They’re right; local Black Lives Matter organizers and supporters should voluntarily and peacefully disband their encampment. Though it was set up for good reasons, the camp now blocks a major North Side thoroughfare, creating safety, access and mobility concerns in the very community for which protesters are seeking justice.
The occupation and other demonstrations have come in response to the Nov. 15 death of Jamar Clark, a young black man who was shot and killed by police near the precinct station. Hodges pointed out Monday that most of the protesters’ demands have been met: Independent state and federal investigations are underway, the names and records of the officers involved were released, and grief counseling was provided.
Still, demonstration organizers say they’ll maintain their encampment until video of the Clark shooting is released to the public. Also on their demands list is that a special prosecutor be appointed and that the officers involved be prosecuted directly without indictment by a grand jury. The group also demonstrated downtown on Tuesday to demand that the four men who shot and injured demonstrators last week be charged with attempted murder.
BLM and others have every right to protest in that manner. Their movement has been and continues to be successful in raising awareness and provoking action to prevent excessive use of force against communities of color. But they can continue to seek change without continuing the Fourth Precinct station occupation. That part of their strategy should end because of the unsafe, negative impact it has on an already-challenged community.

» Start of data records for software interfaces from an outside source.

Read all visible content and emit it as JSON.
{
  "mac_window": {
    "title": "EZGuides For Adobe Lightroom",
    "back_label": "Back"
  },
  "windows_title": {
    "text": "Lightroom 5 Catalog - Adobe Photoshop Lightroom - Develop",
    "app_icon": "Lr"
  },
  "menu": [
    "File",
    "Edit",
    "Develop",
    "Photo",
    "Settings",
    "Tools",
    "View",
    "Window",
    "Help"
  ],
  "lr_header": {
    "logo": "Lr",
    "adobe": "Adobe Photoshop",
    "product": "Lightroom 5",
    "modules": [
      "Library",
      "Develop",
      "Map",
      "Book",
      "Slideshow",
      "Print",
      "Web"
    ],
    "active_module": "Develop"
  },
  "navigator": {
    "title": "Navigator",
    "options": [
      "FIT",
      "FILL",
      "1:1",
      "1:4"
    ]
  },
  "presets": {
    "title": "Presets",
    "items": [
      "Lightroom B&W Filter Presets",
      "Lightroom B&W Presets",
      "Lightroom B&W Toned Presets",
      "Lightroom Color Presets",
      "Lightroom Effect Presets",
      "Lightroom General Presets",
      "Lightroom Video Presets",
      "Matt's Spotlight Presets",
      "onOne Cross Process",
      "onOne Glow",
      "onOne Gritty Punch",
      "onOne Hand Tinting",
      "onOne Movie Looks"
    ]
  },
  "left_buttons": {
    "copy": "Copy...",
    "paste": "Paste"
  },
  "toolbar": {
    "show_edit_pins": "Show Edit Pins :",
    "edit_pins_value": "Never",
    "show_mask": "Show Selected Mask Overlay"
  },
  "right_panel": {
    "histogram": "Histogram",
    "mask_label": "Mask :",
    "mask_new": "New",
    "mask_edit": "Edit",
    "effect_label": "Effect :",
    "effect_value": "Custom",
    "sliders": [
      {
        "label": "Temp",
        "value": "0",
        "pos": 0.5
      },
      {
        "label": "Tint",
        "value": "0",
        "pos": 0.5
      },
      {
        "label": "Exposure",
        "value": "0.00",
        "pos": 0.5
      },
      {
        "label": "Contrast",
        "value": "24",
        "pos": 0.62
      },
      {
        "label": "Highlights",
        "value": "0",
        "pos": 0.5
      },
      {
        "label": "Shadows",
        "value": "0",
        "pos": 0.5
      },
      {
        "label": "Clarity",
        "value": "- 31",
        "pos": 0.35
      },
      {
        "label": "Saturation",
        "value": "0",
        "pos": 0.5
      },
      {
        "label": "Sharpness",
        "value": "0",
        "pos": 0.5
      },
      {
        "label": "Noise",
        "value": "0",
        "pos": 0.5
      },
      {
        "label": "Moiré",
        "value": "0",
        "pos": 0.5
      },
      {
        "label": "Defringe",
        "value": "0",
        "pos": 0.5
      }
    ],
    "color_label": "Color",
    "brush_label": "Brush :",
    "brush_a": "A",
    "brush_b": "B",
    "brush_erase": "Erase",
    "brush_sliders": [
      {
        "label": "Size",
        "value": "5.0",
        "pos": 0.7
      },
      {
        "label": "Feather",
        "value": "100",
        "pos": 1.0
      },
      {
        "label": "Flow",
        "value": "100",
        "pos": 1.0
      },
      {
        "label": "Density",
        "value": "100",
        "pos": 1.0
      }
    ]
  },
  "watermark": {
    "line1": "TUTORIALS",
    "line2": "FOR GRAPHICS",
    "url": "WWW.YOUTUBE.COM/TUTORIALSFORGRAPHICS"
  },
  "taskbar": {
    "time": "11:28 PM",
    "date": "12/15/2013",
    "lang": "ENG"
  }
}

Hodges confirmed her long-standing support for combating racial disparities in the city. But she and Ellison stood together with longtime African-American community leaders in calling the two-week occupation unlawful and “unsafe for everyone’’ — neighborhood residents, police and protesters alike.
No one questions protesters’ rights to assemble and speak their minds. In fact, several officials identified open spaces near the precinct station where demonstrators could continue their vigil more safely.
Ellison, like the Star Tribune Editorial Board and many others, supports the calls for justice. But he says his constituents who can’t get around in their own neighborhood also have valid concerns. “… [T]he unintended effect is that North Siders can’t use their main thoroughfare, Plymouth Avenue,” he said “The unintended effect is domestic terrorists are coming to the protest to start trouble.”
Demonstrators should not ignore community concerns. They should break camp and move on with other strategies.